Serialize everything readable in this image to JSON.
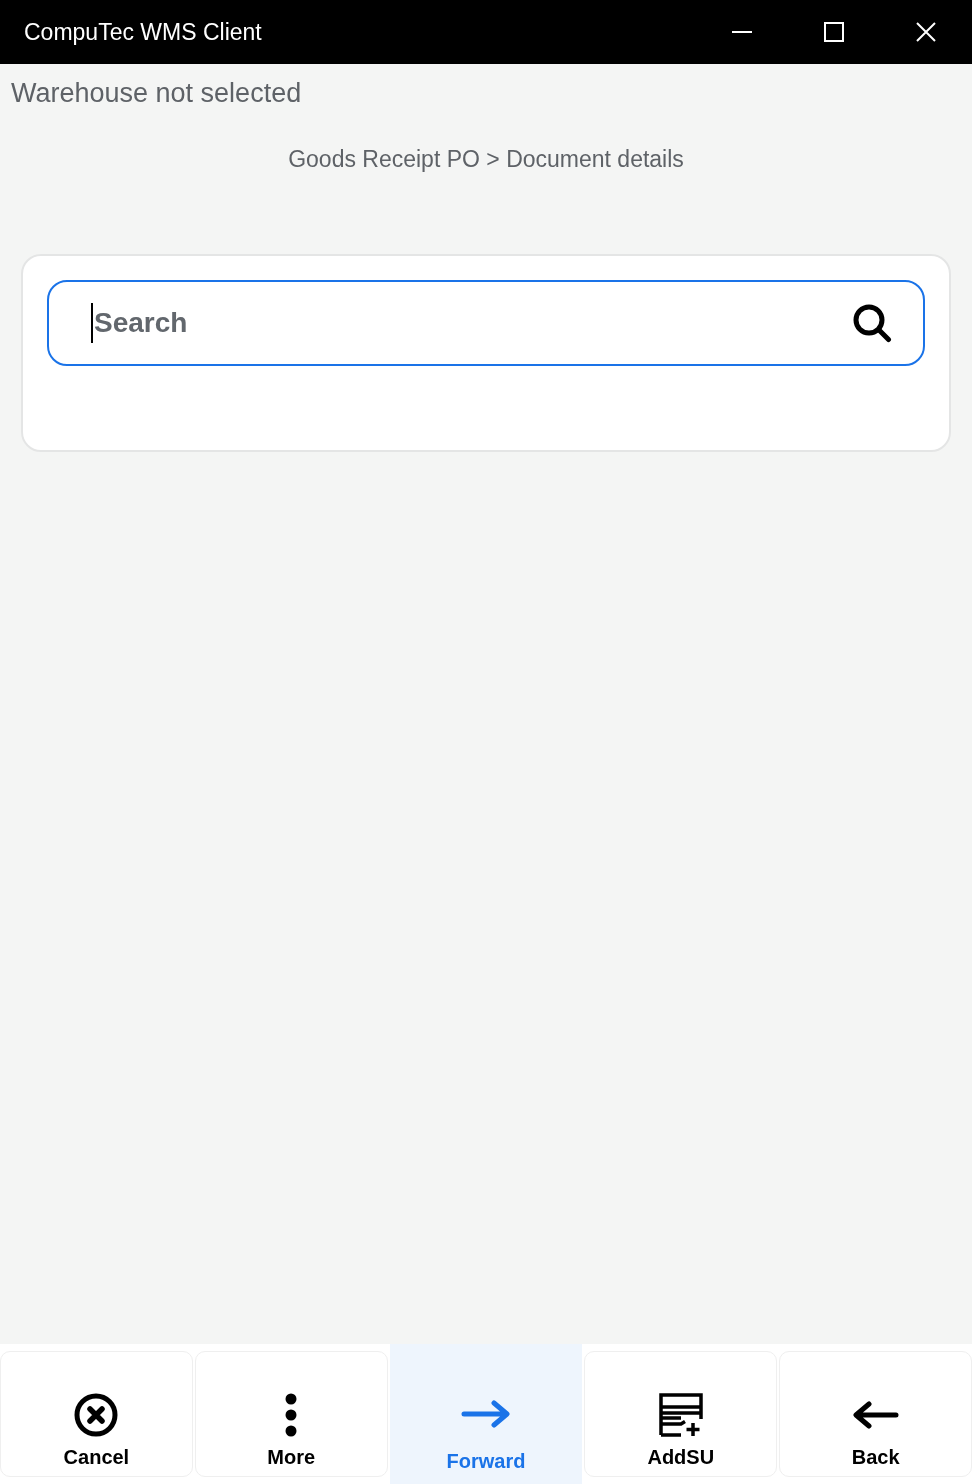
{
  "window": {
    "title": "CompuTec WMS Client"
  },
  "warehouse_status": "Warehouse not selected",
  "breadcrumb": "Goods Receipt PO > Document details",
  "search": {
    "placeholder": "Search",
    "focused": true
  },
  "toolbar": [
    {
      "label": "Cancel",
      "kind": "cancel",
      "selected": false
    },
    {
      "label": "More",
      "kind": "more",
      "selected": false
    },
    {
      "label": "Forward",
      "kind": "forward",
      "selected": true
    },
    {
      "label": "AddSU",
      "kind": "addsu",
      "selected": false
    },
    {
      "label": "Back",
      "kind": "back",
      "selected": false
    }
  ]
}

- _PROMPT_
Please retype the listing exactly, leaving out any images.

- _RESPONSE TO THE EXERCISE_
Serialize everything readable in this image to JSON.
{
  "window": {
    "title": "CompuTec WMS Client"
  },
  "warehouse_status": "Warehouse not selected",
  "breadcrumb": "Goods Receipt PO > Document details",
  "search": {
    "placeholder": "Search",
    "focused": true
  },
  "toolbar": [
    {
      "label": "Cancel",
      "kind": "cancel",
      "selected": false
    },
    {
      "label": "More",
      "kind": "more",
      "selected": false
    },
    {
      "label": "Forward",
      "kind": "forward",
      "selected": true
    },
    {
      "label": "AddSU",
      "kind": "addsu",
      "selected": false
    },
    {
      "label": "Back",
      "kind": "back",
      "selected": false
    }
  ]
}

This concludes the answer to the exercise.